Among the lines of this listing, count those that include "text" and state the count by itself.

Provided material:
------------------------------------------------------------
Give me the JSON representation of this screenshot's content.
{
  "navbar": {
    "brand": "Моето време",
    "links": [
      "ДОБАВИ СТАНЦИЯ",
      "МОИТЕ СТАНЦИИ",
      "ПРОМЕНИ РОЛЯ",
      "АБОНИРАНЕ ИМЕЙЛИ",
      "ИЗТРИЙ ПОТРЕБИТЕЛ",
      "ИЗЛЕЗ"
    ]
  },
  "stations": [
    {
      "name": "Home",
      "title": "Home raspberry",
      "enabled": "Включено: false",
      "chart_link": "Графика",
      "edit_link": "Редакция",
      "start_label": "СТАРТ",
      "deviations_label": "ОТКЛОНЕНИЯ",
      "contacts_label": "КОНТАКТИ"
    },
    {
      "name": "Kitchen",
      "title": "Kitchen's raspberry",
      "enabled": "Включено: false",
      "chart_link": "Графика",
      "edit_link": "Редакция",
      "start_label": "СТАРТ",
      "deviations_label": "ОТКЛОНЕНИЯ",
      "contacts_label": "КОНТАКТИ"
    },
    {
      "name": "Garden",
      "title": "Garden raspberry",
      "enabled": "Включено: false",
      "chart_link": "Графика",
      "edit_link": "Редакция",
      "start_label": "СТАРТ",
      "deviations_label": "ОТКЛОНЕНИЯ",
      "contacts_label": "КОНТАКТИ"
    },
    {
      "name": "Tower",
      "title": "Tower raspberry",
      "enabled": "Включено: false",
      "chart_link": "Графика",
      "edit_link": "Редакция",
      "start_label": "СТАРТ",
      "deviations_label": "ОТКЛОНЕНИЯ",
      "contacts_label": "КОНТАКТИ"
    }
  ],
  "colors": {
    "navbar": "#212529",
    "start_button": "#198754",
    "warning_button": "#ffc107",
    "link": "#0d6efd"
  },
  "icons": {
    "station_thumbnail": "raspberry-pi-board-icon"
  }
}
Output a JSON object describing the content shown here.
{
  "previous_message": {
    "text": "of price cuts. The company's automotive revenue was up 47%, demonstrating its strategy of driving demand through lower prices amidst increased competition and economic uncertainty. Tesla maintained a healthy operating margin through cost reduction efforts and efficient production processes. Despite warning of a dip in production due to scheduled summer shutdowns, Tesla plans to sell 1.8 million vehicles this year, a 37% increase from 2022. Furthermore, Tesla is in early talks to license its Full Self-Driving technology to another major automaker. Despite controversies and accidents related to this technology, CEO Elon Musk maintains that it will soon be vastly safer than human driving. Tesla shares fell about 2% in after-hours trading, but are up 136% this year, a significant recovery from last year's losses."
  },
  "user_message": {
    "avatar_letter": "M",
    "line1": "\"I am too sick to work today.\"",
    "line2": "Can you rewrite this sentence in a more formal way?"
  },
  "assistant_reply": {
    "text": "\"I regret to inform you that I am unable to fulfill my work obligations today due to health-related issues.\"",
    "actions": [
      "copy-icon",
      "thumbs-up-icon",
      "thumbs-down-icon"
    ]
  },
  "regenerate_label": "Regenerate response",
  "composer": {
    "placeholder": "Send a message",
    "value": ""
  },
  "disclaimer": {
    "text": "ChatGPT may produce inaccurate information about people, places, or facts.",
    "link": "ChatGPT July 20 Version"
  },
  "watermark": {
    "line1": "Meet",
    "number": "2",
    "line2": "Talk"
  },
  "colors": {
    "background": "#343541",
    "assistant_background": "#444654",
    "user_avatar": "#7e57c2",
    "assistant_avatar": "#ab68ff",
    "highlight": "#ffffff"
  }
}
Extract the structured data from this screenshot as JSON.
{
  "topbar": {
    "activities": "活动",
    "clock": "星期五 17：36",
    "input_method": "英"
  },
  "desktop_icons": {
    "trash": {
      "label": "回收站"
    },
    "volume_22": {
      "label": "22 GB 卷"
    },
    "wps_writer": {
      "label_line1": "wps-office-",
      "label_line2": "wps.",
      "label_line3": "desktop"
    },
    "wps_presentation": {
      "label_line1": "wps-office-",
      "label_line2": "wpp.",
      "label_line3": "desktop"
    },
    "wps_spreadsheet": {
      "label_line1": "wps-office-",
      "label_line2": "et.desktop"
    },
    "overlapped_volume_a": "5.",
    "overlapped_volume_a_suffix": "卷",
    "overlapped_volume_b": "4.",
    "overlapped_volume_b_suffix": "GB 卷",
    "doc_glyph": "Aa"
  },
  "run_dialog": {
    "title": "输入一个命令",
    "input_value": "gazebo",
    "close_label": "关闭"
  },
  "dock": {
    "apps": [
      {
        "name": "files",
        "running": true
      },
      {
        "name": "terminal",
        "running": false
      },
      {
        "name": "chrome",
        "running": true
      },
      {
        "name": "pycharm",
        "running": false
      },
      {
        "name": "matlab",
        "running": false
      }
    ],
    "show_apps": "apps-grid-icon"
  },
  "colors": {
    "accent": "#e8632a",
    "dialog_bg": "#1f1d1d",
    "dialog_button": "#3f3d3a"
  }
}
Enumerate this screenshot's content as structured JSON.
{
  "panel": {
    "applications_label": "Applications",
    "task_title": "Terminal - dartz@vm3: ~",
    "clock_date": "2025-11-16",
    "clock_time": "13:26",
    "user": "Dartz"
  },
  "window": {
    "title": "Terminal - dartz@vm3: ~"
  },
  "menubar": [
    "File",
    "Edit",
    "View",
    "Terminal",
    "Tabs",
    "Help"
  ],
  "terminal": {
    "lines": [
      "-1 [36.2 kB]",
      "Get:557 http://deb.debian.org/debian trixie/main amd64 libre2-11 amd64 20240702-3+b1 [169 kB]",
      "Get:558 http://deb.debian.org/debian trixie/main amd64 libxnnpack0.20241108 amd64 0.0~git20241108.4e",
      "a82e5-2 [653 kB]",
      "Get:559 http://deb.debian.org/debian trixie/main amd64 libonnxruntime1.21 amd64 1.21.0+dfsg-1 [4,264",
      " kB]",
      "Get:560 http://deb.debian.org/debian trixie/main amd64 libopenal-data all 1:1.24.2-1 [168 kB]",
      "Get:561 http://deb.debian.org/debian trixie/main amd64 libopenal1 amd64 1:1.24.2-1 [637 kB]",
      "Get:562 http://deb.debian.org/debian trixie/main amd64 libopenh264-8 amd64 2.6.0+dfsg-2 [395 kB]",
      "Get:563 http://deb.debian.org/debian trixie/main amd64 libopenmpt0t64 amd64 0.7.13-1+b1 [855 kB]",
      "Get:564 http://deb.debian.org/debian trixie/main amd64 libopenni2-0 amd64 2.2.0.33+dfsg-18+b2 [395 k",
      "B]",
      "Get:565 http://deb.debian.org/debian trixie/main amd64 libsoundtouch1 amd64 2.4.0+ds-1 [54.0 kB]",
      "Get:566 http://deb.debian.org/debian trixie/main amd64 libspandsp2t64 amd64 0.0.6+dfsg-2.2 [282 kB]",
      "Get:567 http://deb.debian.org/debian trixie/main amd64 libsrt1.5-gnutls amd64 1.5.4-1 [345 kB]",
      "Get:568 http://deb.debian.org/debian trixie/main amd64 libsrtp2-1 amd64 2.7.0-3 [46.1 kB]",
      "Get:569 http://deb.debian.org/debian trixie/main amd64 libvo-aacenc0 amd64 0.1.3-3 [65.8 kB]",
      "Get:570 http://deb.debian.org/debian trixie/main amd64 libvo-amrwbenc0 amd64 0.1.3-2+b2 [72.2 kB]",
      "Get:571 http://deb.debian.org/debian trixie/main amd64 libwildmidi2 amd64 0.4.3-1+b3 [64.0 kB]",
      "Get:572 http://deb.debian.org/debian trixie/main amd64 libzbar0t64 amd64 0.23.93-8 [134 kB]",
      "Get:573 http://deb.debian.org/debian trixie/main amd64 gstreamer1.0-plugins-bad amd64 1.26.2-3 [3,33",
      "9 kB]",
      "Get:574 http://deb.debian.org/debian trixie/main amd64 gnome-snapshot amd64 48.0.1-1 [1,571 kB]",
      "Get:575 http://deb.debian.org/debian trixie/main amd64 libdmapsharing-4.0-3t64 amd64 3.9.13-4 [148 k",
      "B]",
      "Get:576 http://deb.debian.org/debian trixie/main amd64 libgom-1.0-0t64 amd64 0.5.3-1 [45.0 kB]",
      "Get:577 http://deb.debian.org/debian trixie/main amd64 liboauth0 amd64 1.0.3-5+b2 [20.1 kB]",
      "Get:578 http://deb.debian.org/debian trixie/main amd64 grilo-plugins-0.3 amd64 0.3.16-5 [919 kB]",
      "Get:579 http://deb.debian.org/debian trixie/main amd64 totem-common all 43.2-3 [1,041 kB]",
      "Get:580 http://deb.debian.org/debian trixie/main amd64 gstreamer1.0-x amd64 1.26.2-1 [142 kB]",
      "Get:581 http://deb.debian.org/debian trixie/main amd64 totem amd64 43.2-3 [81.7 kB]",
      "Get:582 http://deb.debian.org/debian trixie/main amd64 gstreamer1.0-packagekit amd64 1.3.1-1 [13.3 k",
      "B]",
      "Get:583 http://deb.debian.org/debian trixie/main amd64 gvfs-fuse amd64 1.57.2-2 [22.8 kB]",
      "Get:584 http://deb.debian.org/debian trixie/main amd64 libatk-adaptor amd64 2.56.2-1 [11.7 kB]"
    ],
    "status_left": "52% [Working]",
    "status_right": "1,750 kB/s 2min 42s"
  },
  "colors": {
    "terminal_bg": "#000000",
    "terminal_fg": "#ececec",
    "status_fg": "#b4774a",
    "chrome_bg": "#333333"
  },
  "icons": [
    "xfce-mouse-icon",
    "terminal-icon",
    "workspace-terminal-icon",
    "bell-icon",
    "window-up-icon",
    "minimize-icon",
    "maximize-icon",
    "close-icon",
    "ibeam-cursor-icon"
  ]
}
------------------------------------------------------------
Solution for this problem: 3